Your reply should consist solely of the number of lines in the data that contain "Geomorfologie".

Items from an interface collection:

================================

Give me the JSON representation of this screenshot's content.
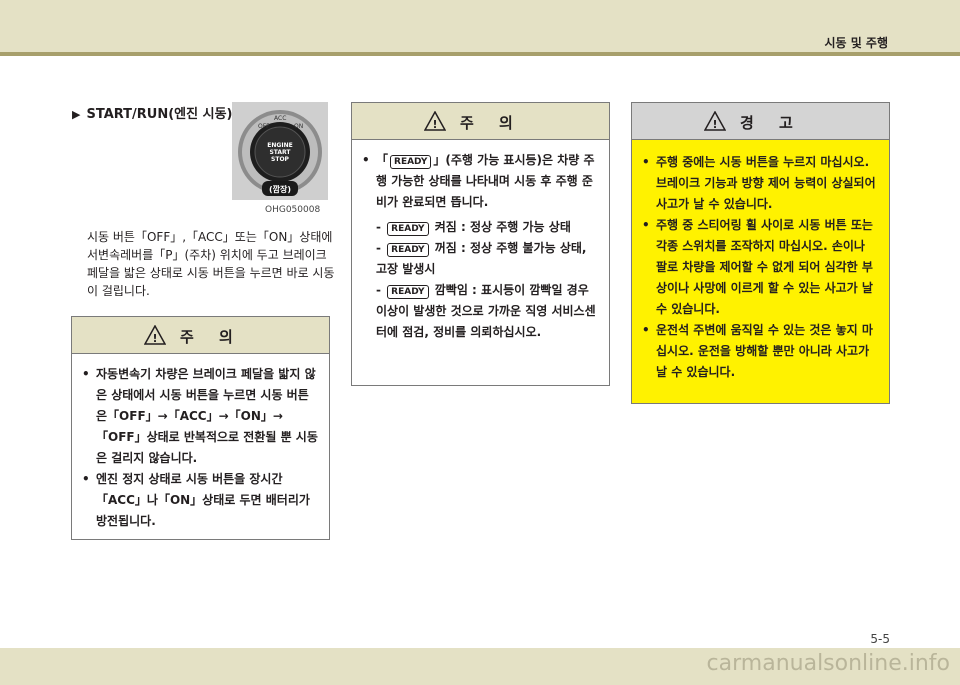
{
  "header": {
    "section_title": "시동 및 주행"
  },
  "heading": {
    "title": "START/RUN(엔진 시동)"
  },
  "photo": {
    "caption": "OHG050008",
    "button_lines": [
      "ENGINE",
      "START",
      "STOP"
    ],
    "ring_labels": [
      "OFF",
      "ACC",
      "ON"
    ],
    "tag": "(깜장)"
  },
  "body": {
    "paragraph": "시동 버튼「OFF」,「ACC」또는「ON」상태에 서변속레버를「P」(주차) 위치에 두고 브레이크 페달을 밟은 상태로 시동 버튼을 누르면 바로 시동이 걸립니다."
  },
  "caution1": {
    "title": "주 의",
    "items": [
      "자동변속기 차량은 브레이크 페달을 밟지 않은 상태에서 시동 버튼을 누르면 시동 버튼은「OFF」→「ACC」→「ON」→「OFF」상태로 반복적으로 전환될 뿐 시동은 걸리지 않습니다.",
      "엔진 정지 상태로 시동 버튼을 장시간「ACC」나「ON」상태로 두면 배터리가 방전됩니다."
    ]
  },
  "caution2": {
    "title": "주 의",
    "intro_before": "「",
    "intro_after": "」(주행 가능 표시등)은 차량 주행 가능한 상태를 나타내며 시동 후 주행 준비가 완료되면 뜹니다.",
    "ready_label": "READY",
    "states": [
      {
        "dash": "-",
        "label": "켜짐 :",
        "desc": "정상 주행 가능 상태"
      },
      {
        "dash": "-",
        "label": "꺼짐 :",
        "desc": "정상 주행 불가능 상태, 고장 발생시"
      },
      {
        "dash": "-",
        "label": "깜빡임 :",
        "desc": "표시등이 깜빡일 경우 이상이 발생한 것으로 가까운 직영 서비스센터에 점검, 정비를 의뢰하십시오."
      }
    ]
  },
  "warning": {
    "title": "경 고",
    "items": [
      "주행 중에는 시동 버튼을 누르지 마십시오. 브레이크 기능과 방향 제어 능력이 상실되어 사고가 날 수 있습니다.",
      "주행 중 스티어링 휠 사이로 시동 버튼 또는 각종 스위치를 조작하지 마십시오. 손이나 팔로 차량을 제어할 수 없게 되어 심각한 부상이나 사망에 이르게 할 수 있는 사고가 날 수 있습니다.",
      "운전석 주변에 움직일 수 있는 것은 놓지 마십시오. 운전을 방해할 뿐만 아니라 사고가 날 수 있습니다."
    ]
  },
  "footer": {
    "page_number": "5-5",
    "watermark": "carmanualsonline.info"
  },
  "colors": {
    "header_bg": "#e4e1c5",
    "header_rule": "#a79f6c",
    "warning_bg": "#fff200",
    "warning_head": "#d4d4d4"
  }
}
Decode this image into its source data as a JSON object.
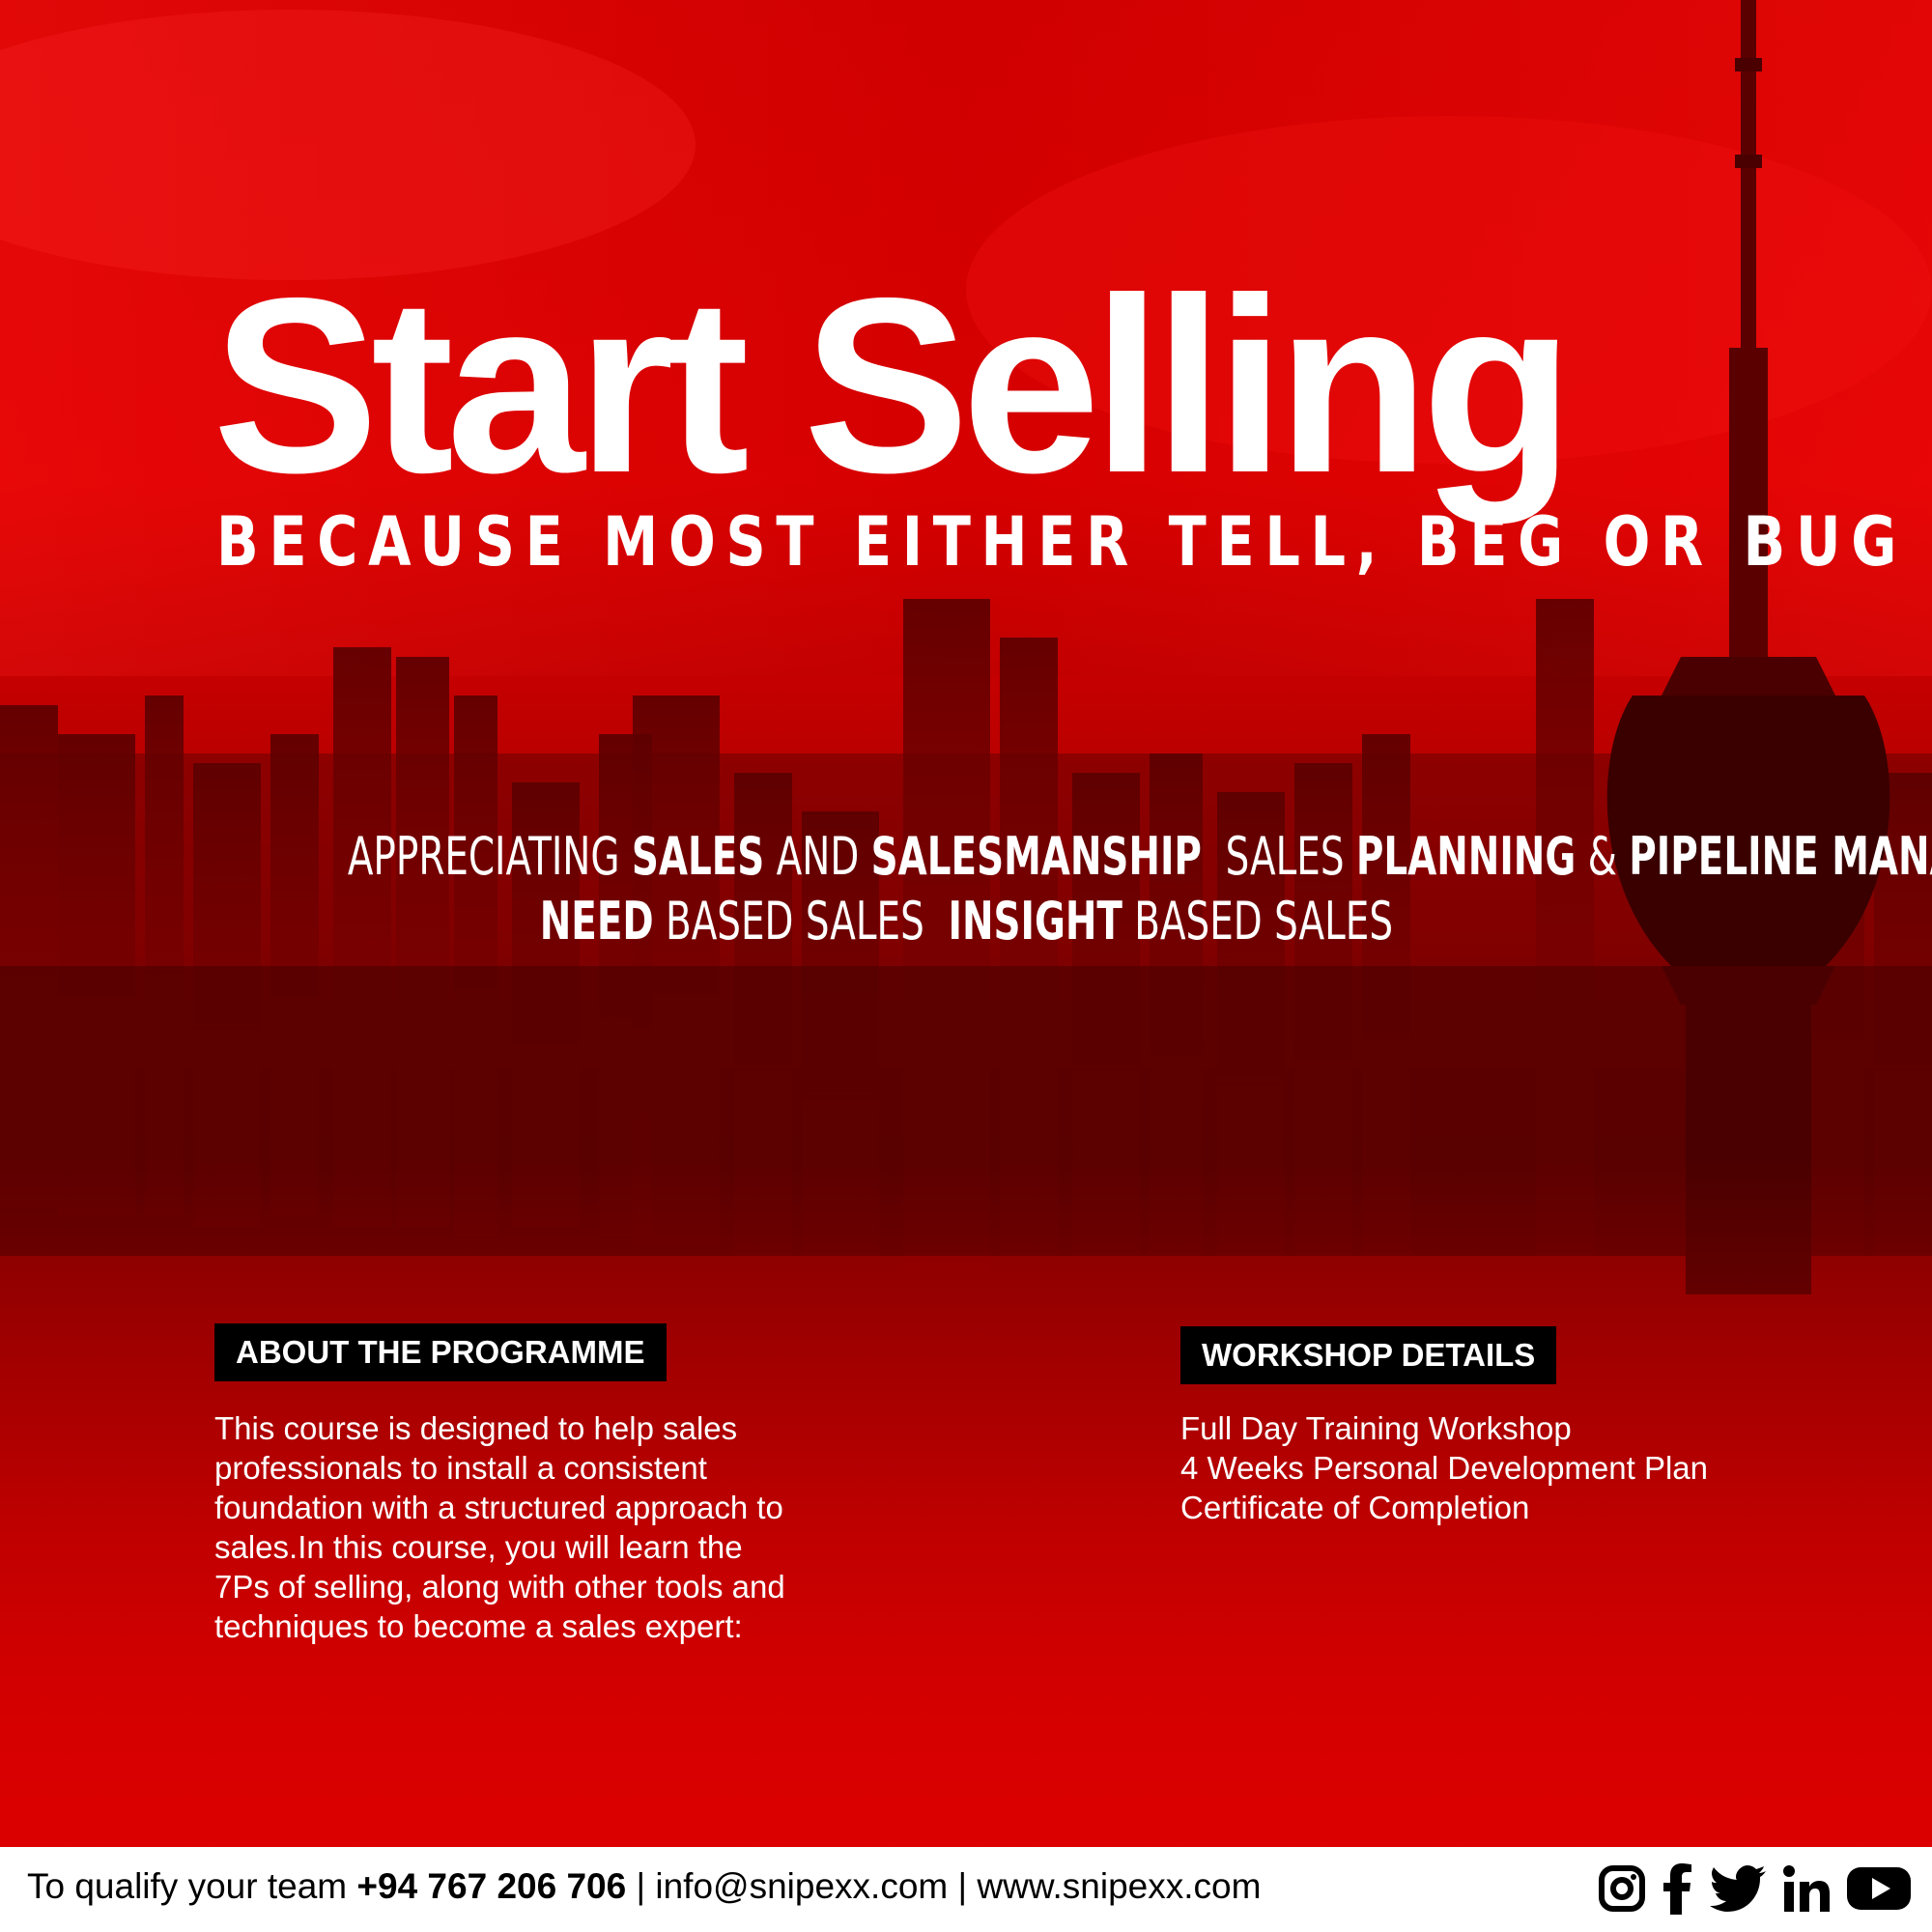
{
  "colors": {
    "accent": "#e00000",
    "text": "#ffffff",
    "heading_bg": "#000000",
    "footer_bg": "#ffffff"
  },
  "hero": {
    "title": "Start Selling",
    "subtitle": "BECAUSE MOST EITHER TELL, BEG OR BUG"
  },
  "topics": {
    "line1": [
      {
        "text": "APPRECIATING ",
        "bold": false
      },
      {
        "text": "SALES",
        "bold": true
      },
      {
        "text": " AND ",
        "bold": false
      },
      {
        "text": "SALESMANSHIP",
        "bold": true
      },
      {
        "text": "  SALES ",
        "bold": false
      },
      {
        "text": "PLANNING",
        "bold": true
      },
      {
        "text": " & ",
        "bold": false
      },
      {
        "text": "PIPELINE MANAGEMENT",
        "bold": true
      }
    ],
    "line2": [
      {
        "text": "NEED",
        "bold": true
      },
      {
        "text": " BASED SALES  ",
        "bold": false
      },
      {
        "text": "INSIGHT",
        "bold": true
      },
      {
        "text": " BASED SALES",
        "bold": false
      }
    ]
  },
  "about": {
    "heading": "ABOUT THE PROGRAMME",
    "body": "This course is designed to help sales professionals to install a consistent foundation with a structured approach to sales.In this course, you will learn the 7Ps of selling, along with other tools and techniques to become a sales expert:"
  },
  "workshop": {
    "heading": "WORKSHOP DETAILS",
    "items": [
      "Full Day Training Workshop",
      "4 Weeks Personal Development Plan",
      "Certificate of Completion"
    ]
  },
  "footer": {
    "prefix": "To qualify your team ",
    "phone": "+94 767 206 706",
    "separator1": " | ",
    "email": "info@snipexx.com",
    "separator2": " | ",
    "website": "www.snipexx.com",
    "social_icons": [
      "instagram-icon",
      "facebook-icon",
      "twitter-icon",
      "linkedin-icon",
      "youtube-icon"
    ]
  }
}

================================

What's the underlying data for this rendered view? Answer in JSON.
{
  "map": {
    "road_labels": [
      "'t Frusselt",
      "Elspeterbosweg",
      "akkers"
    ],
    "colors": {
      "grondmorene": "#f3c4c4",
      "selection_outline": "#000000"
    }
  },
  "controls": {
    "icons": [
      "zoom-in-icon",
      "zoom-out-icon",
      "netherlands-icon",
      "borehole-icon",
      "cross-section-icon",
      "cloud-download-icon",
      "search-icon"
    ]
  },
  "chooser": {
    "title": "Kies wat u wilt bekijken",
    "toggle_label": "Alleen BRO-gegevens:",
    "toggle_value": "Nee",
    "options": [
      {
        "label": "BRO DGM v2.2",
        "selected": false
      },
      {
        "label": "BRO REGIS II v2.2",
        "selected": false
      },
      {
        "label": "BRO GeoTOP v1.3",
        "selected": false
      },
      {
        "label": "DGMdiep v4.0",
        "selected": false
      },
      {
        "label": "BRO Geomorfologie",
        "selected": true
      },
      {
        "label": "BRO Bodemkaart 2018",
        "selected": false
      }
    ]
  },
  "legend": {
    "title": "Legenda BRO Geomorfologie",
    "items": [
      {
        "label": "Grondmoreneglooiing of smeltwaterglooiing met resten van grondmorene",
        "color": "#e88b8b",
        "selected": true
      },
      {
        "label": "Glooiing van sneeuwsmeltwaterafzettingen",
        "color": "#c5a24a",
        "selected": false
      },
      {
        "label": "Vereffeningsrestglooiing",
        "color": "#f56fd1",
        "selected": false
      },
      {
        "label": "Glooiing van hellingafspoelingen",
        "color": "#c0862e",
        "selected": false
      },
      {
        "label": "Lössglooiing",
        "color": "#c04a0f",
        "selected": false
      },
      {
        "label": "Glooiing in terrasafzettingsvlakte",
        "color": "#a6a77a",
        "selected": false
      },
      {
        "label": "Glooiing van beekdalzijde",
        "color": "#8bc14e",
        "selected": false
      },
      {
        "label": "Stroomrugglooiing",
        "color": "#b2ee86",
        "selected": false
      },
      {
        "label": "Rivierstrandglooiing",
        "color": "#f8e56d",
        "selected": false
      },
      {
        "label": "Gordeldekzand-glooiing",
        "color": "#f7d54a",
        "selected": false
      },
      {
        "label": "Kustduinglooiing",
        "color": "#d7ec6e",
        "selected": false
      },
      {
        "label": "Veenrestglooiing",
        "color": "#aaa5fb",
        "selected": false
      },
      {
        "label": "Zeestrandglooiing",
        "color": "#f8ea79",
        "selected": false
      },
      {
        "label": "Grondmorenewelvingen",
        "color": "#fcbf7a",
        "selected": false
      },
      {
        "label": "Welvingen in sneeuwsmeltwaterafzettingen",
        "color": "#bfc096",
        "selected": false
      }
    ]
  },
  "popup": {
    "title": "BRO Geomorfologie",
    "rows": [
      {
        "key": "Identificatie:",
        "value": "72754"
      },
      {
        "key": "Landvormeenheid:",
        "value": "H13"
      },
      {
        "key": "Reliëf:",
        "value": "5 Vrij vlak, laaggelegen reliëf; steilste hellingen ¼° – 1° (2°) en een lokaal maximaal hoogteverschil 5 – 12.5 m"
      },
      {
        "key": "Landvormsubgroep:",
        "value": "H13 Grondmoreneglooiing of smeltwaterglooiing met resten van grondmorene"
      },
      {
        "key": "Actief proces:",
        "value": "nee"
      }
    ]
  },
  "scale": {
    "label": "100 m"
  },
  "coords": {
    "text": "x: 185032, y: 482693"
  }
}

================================

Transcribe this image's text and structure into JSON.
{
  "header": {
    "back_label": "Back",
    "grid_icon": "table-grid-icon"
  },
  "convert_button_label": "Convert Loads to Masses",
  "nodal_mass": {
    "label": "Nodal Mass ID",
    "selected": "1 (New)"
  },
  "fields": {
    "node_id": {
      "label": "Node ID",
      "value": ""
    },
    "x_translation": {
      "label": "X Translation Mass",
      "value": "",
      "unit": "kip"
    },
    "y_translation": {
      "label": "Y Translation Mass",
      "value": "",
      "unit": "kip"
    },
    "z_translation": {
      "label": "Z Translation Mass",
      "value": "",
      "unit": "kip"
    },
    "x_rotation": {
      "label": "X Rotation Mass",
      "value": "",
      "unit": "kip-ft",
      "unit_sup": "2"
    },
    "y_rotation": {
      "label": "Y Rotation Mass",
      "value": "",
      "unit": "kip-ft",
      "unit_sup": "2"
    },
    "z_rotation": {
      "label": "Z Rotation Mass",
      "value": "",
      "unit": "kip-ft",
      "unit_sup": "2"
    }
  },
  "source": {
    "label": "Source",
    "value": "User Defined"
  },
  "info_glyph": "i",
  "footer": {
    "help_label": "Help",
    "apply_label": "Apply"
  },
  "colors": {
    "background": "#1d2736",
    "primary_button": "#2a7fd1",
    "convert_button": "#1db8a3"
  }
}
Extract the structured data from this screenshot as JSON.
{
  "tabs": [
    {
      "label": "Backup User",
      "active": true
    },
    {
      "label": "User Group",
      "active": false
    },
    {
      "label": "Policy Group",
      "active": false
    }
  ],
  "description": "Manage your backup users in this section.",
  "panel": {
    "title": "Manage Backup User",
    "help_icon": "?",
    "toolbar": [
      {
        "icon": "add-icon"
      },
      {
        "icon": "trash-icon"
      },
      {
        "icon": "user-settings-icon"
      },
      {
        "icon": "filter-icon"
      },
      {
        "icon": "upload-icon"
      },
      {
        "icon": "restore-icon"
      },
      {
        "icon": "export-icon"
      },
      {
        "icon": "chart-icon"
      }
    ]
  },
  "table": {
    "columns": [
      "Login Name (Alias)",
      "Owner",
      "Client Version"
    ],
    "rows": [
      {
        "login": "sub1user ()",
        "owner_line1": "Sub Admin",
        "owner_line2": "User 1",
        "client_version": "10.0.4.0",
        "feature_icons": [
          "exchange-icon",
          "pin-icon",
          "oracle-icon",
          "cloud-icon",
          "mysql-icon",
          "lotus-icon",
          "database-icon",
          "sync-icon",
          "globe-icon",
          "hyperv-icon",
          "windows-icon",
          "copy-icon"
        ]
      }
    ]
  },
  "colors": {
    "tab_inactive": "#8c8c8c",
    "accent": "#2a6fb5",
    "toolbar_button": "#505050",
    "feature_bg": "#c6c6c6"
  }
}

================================

→ **Written answer**: 3